Small businesses in London are the most likely of any region to predict growth in the next three months. The new quarterly data from Novuna Business Finance reveals that the proportion of small businesses in the capital predicting growth (49%) is now higher than the national average (37%) – and is an increase of 14% on their pre-pandemic growth predictions (35% in Q2 2019).
Specifically, more than two fifths (43%) predicted modest organic growth, while 6% anticipated significant expansion in the coming three months.
Similarly, this quarter also saw the proportion of small businesses based in London anticipating either contraction or significant difficulty to survive half that of the levels seen pre-pandemic (18% vs 9% Q2 2019).
Around the country, the quarterly poll of 1,496 small business owners revealed that 5% of predicted significant expansion for the three-months to 30 June, with 32% predicting sustained organic growth. While 46% of respondents envisaged no change on the previous quarter, 7% of business owners predicted contraction and a further 7% feared collapse.
Across all sectors, 37% of small business owners said they predicted growth for the next three months, the highest figure since the pandemic started more than two-years ago. The new quarterly data from Novuna Business Finance also reveals that the percentage of small businesses predicting contraction has also hit a two-year low (falling to just 7%).
Significantly, small businesses that had been most affected by the pandemic were those that now see the biggest return in confidence for the future. For example:
- Small business owners that had been forced to repurpose their enterprise during lockdown are now most likely to be those on the rise – with 41% of these business owners predicting growth for the next three months, a steep rise from 27% last quarter.
- Those enterprises that had been forced to close during lockdown are also now bouncing back, with the proportion predicting growth up to 28% (rising from 20% last quarter).
- In contrast, for businesses whose operating status was not impacted by Covid – or who continue to work from home – for these enterprises, growth forecasts remain unchanged on the previous quarter.
Jo Morris, Head of Insight at Novuna Business Finance said, “There is no question that many small businesses have been tangibly impacted by price rises, which directly impact the bottom line and supply chain. That said, it is important not to forget the seismic risks that enterprises had to cope with during the pandemic.
“Many had to close their doors, others had to fundamentally reinvent their business to survive – and we, at Novuna Business Finance helped many enterprises to adapt at this critical time.

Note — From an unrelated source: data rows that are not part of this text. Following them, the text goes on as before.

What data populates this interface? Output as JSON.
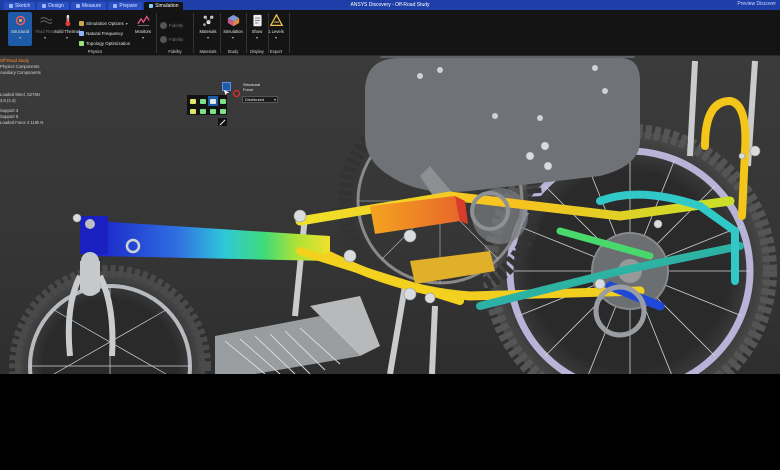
{
  "window": {
    "title": "ANSYS Discovery - Off-Road Study",
    "controls": "Preview  Discover"
  },
  "tabs": [
    {
      "label": "Sketch",
      "active": false
    },
    {
      "label": "Design",
      "active": false
    },
    {
      "label": "Measure",
      "active": false
    },
    {
      "label": "Prepare",
      "active": false
    },
    {
      "label": "Simulation",
      "active": true
    }
  ],
  "ribbon": {
    "structural": "Structural",
    "fluid_flow": "Fluid Flow",
    "solid_thermal": "Solid Thermal",
    "simulation_options": "Simulation Options",
    "natural_frequency": "Natural Frequency",
    "topology_optimization": "Topology Optimization",
    "monitors": "Monitors",
    "physics_group": "Physics",
    "fidelity_a": "Fidelity",
    "fidelity_b": "Fidelity",
    "fidelity_group": "Fidelity",
    "materials": "Materials",
    "materials_group": "Materials",
    "simulation": "Simulation",
    "study_group": "Study",
    "show": "Show",
    "display_group": "Display",
    "export_label": "1 Levels",
    "export_group": "Export"
  },
  "tree": {
    "title": "Off-Road Study",
    "items": [
      "Physics Components",
      "Auxiliary Components"
    ],
    "details": [
      "Loaded Steel, S275N",
      "3.6 (4.4)",
      "Support 3",
      "Support 8",
      "Loaded Force 4   110k N"
    ]
  },
  "force_popup": {
    "line1": "Structural",
    "line2": "Force",
    "dropdown_value": "Distributed"
  },
  "icons": {
    "structural": "structural-sim-icon",
    "fluid": "fluid-flow-icon",
    "thermal": "thermometer-icon",
    "monitor": "monitors-icon",
    "materials": "materials-cube-icon",
    "simulation": "simulation-cube-icon",
    "show": "document-show-icon",
    "export": "export-icon"
  },
  "colors": {
    "titlebar": "#1f3fa8",
    "ribbon": "#141414",
    "selected": "#1d5aa8",
    "tree_title": "#ff8a2b",
    "viewport": "#3a3a3a"
  }
}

Those that experienced the most pain during lockdown are the small businesses that are forging ahead today. And it has taken six months since COVID restrictions fell away for us now to finally see the resilience of small businesses and their power to rebuild and recover.”